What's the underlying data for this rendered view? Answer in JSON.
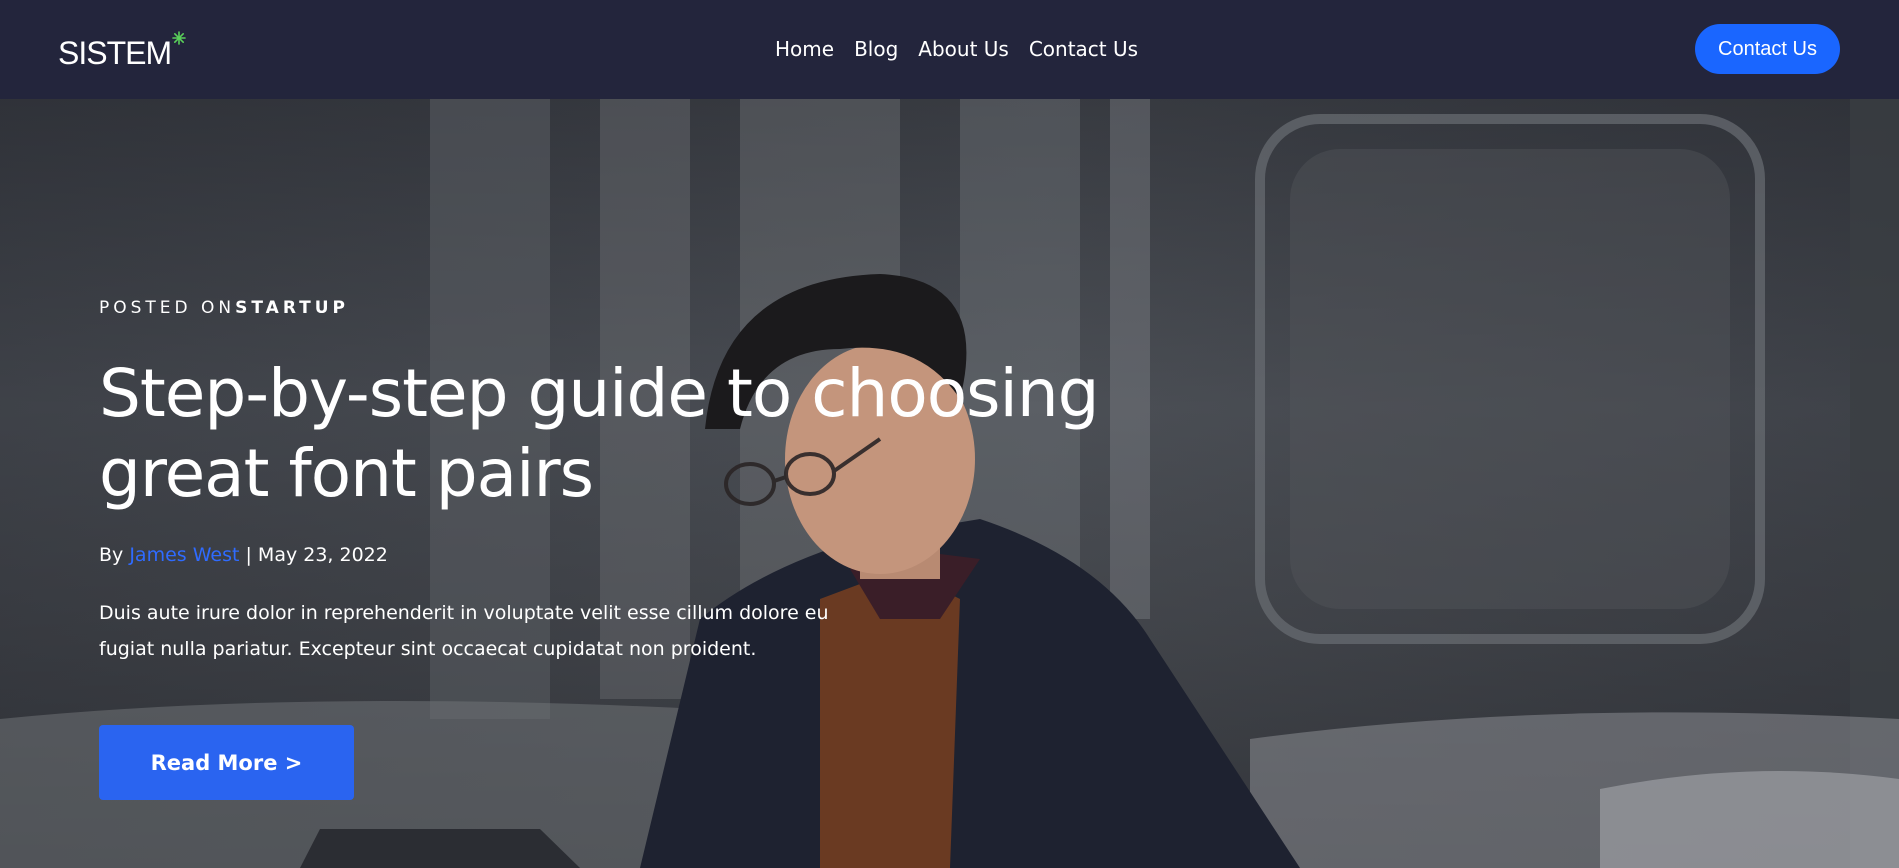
{
  "header": {
    "logo_text": "SISTEM",
    "nav": [
      {
        "label": "Home"
      },
      {
        "label": "Blog"
      },
      {
        "label": "About Us"
      },
      {
        "label": "Contact Us"
      }
    ],
    "cta_label": "Contact Us"
  },
  "hero": {
    "eyebrow_prefix": "POSTED ON",
    "category": "STARTUP",
    "title": "Step-by-step guide to choosing great font pairs",
    "by_prefix": "By ",
    "author": "James West",
    "date_sep": " | ",
    "date": "May 23, 2022",
    "excerpt": "Duis aute irure dolor in reprehenderit in voluptate velit esse cillum dolore eu fugiat nulla pariatur. Excepteur sint occaecat cupidatat non proident.",
    "read_more_label": "Read More >"
  },
  "colors": {
    "header_bg": "#23253c",
    "accent": "#1a66ff",
    "button": "#2a64f0",
    "author_link": "#2f6bff",
    "logo_star": "#5ad15a"
  },
  "icons": {
    "logo_star": "sparkle-star-icon"
  }
}
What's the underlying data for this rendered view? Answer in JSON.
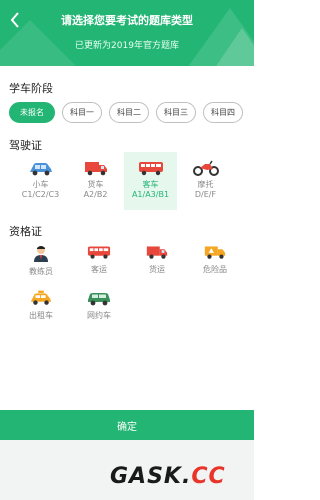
{
  "header": {
    "title": "请选择您要考试的题库类型",
    "subtitle": "已更新为2019年官方题库"
  },
  "stage": {
    "title": "学车阶段",
    "chips": [
      "未报名",
      "科目一",
      "科目二",
      "科目三",
      "科目四"
    ],
    "selected_index": 0
  },
  "license": {
    "title": "驾驶证",
    "items": [
      {
        "name": "小车",
        "code": "C1/C2/C3",
        "icon": "car-icon"
      },
      {
        "name": "货车",
        "code": "A2/B2",
        "icon": "truck-icon"
      },
      {
        "name": "客车",
        "code": "A1/A3/B1",
        "icon": "bus-icon"
      },
      {
        "name": "摩托",
        "code": "D/E/F",
        "icon": "motorcycle-icon"
      }
    ],
    "selected_index": 2
  },
  "qualification": {
    "title": "资格证",
    "items": [
      {
        "name": "教练员",
        "icon": "instructor-icon"
      },
      {
        "name": "客运",
        "icon": "bus-icon"
      },
      {
        "name": "货运",
        "icon": "truck-icon"
      },
      {
        "name": "危险品",
        "icon": "hazmat-truck-icon"
      },
      {
        "name": "出租车",
        "icon": "taxi-icon"
      },
      {
        "name": "网约车",
        "icon": "ride-hailing-car-icon"
      }
    ]
  },
  "confirm_label": "确定",
  "watermark": {
    "main": "GASK.",
    "accent": "CC"
  },
  "colors": {
    "accent": "#22b573",
    "selected_bg": "#e6f7ee"
  }
}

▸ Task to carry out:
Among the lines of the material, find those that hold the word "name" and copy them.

▸ Output of the task:
        "name": "小车",
        "name": "货车",
        "name": "客车",
        "name": "摩托",
        "name": "教练员",
        "name": "客运",
        "name": "货运",
        "name": "危险品",
        "name": "出租车",
        "name": "网约车",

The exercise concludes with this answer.